After eating ourselves into a food coma, the next stop was Apeneca and luckily this cute town isn’t known for its food but rather it’s incredible array of handy crafts and picturesque streetscapes. You’ll be wanting to bring your camera for these cobblestoned streets, colourful houses and quiet small-town life, and possibly some cash as there are many, many unique things to buy here. They are just all so pretty! Apaneca also has some adventure excursions to nearby forest, archaeological ruins and a lake – but I was just happy exploring the small boutique shops, discovering unique gifts for loved ones and taking snaps of the Cathedral (if it looks familiar, its because it is an exact copy of the one in Salcoatitán!). Here you are also high enough in the mountains so you will notice the coffee plantations starting to dot the hillside, but just be a bit more patient, because the next town is perhaps the best place in El Salvador to try the local coffee!
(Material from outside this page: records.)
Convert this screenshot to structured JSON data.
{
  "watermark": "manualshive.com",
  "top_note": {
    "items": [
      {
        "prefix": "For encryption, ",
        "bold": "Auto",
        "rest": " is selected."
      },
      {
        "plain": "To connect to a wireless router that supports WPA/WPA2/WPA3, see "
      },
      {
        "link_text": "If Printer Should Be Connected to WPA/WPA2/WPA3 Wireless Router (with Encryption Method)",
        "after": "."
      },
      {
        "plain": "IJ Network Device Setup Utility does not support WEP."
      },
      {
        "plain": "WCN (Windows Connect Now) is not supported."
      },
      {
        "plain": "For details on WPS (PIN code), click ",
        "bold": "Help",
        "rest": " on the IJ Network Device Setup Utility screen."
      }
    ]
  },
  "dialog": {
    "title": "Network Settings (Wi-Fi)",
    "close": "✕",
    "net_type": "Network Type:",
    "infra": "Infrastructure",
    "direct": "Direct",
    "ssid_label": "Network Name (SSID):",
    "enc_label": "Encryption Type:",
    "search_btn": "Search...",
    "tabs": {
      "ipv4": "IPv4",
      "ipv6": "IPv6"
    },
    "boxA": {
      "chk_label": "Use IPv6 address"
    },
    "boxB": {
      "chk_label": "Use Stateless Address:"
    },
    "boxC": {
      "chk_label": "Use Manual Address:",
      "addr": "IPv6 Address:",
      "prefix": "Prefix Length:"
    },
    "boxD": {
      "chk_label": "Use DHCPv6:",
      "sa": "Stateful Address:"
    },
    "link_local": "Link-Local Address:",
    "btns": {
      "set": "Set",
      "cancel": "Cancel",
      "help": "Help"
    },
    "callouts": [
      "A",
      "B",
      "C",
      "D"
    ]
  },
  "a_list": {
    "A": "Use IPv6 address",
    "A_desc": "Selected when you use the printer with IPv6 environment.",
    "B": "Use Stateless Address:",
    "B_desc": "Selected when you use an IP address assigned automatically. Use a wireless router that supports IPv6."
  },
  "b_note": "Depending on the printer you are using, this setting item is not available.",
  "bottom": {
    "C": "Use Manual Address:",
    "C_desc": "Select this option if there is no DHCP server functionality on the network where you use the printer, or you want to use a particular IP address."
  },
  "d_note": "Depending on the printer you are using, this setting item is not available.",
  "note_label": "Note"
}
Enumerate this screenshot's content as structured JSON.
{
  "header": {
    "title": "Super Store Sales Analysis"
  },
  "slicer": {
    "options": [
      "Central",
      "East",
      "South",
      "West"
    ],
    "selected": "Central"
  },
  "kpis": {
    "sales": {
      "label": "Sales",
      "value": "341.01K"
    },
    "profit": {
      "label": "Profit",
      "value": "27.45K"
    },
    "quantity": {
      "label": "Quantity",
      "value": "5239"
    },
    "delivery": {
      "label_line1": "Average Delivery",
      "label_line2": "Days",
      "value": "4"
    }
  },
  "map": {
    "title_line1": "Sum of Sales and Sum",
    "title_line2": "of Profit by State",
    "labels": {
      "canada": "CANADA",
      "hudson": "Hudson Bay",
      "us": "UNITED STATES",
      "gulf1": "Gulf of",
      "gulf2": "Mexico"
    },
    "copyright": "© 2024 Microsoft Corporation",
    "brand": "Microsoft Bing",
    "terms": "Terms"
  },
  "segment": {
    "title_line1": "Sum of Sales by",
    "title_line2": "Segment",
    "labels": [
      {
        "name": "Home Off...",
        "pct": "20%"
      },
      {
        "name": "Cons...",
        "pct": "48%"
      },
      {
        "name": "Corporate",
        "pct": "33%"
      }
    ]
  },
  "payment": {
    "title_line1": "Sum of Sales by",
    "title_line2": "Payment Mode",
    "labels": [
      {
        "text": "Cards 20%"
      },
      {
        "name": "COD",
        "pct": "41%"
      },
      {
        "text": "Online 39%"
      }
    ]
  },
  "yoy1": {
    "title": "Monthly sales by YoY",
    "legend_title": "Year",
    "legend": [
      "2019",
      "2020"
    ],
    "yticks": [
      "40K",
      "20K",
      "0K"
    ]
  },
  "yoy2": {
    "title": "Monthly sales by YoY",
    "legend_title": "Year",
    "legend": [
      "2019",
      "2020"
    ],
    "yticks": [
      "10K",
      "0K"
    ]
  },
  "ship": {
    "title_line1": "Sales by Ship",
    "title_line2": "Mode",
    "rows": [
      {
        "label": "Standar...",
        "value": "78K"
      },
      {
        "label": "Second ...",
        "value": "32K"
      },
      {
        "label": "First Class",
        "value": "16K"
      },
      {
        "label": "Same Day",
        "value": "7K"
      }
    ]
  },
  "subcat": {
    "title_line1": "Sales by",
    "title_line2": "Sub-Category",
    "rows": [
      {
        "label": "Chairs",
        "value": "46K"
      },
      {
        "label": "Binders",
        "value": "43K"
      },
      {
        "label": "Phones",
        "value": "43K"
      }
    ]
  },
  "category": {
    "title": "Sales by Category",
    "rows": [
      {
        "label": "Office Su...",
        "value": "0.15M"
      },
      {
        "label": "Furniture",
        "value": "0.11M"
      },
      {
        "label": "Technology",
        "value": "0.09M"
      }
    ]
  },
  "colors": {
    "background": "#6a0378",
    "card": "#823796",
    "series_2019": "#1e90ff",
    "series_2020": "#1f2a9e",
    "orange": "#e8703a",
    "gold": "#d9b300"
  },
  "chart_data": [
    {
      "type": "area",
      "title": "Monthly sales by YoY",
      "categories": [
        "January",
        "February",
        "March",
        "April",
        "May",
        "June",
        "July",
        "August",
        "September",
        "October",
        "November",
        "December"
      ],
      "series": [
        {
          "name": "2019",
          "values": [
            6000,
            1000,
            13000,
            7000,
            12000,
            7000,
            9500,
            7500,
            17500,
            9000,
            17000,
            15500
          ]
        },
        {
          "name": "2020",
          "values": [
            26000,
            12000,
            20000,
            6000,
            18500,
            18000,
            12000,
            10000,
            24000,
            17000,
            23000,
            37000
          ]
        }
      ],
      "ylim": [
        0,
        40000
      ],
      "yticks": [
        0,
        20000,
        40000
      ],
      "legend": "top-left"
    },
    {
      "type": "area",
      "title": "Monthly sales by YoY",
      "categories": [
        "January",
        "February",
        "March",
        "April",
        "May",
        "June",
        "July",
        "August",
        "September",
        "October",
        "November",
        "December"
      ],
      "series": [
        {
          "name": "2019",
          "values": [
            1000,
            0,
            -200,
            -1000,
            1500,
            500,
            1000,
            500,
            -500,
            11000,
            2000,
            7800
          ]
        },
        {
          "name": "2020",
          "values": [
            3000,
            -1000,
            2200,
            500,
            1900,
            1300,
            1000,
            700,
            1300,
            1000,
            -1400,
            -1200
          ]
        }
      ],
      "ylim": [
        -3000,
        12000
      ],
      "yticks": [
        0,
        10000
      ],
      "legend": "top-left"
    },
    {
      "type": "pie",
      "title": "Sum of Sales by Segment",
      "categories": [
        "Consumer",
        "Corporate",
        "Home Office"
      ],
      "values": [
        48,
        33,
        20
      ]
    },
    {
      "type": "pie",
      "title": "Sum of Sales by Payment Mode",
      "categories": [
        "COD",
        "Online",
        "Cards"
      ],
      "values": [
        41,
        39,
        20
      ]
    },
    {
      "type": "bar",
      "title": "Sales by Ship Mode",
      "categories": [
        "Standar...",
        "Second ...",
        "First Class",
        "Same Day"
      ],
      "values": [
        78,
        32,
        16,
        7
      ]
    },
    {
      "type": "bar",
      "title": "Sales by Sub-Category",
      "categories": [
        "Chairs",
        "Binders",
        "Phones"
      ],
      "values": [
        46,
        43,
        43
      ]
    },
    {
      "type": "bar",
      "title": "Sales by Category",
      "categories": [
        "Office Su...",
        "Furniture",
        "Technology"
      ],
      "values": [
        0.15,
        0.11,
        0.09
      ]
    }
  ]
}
Our final stop on El Salvador’s Route of Flowers and the guys at Bytto.com had definitely left the best for last with Concepcion de Ataco! Celebrated within El Salvador for it’s peaceful atmosphere, open markets dotting the streets and colourful walls, this is truly the kind of place you dream of escaping the big city life for – and possibly never returning. Here you will find an incredible cup of coffee- a relative rarity in Central America surprisingly – and can spend hours just photographing the street art. Don’t forget to check out the lively central square, where you can often find performances of some description, or even ride in a high heel. Yes, you did read that right, in Ataco they even have a high heel moped for those truly into fast fashion! There are also plenty of traditional weavings, exotic fruits and musical instruments for sale here – or simply just for you to admire. One thing is for sure, it is all but guaranteed you will not want to leave – which is perfect as you can also opt for a two day tour which allows you time to spend the night here and explore more of the surroundings area on the second day! It’s an option I wish I had taken and can highly recommend!